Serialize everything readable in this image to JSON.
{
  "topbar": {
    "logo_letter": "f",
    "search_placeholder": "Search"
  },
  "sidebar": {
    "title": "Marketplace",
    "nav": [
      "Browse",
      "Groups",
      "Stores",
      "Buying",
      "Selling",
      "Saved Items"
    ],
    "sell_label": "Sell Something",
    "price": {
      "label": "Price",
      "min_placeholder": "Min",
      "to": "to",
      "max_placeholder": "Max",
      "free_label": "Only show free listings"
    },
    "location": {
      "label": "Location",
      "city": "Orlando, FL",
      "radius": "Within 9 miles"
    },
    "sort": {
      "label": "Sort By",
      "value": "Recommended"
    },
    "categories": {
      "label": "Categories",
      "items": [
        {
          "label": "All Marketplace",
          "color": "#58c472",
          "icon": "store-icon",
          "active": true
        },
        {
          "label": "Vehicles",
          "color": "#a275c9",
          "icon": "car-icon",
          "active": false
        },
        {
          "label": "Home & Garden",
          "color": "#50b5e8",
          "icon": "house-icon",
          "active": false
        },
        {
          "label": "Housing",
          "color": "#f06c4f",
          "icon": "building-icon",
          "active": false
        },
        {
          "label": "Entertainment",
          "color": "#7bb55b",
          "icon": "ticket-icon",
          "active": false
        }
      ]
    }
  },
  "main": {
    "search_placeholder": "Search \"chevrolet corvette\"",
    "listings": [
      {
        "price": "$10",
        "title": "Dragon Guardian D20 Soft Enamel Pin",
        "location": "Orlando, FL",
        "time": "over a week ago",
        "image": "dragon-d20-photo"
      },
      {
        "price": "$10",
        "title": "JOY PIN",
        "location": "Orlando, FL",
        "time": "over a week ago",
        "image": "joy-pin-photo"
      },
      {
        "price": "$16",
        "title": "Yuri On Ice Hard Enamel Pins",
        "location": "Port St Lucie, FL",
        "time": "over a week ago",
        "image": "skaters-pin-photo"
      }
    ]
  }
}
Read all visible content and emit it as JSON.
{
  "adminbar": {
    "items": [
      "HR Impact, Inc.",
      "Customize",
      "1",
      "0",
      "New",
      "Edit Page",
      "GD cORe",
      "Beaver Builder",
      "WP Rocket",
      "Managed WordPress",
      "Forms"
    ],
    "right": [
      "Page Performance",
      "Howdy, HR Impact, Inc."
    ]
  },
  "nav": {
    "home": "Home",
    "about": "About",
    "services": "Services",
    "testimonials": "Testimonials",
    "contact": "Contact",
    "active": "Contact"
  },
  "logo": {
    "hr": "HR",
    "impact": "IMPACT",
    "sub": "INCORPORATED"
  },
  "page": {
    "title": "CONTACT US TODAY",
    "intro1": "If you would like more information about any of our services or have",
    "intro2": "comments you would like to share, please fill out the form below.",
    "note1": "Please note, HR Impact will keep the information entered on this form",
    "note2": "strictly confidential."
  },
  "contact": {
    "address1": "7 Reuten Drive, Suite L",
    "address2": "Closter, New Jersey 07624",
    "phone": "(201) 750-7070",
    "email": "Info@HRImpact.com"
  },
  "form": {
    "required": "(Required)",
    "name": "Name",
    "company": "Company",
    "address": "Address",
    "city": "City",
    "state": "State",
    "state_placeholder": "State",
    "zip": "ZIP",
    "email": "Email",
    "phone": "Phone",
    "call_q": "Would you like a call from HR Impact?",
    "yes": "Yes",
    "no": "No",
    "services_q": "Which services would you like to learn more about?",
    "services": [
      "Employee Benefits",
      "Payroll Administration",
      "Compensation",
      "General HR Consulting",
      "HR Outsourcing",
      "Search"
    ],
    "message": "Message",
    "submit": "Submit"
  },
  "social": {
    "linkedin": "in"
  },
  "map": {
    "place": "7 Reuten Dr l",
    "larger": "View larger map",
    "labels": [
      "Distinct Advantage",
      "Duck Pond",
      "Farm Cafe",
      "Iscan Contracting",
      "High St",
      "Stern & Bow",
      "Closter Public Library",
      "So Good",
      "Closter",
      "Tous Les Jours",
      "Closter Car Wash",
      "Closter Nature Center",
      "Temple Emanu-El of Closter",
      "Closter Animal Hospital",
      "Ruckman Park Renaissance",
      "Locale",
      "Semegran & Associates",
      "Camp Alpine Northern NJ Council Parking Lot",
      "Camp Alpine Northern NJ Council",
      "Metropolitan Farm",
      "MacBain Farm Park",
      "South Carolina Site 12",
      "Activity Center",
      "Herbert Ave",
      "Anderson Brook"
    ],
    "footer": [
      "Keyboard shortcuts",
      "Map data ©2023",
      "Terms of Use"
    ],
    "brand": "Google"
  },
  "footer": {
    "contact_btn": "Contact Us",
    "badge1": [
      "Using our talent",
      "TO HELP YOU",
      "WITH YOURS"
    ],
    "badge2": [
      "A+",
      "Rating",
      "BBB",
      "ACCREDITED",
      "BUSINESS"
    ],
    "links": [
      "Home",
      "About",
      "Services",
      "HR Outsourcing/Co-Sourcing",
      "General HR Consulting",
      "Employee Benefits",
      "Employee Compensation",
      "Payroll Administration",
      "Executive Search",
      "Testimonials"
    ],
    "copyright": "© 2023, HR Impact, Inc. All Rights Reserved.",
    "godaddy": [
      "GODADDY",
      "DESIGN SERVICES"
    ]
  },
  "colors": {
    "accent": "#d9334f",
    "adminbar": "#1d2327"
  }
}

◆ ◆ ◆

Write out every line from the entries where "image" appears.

Serialize everything readable in this image to JSON.
        "image": "dragon-d20-photo"
        "image": "joy-pin-photo"
        "image": "skaters-pin-photo"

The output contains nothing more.